I own no guns and could give a shit about guns. But it's obvious that the Constitution's authors believed the right to bear them was not something to be tolerated because you "need" or "like guns". It's a fundamental right to do with being a person. If Rump or his co-partisans struggle to understand that, they might consider their own, no doubt, vociferous support of abortion rights - which of course receive no such explicit support in the Constitution. Abortion ought to be legal, they would surely argue, not only after someone justifies that she "needs" it, or not only when it is proven to enact no social cost, but despite all these considerations because it is, fundamentally, a RIGHT.

One great tragedy of the lack of citizenship education is the profound ignorance people have about this idea, that of having rights that exist completely independently of the graciousness of a government. Funny, though, that when it comes to the right to marry or the right to terminate a pregnancy, leftists understand the sanctity of rights very clearly.

In any regard, national gun violence continues to drop every year in the US. Pockets of intense gun violence are mostly limited to gun-free urban zones. These facts, of course, are excluded from polite conversation. Any sincere discussion about saving lives from gun violence should be rooted in real data.

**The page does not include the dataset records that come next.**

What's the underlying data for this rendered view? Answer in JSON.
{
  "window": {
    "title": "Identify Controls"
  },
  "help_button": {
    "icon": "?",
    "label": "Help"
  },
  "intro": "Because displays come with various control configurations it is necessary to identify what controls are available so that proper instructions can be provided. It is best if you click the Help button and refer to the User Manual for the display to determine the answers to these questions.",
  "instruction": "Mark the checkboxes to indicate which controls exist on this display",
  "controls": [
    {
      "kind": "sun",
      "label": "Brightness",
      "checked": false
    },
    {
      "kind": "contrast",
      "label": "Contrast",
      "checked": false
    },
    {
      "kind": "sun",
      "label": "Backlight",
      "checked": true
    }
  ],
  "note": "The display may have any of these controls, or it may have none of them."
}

Anonymous said...

3:59 p.m. excellent comment!

Anonymous said...

Gun free zones kill.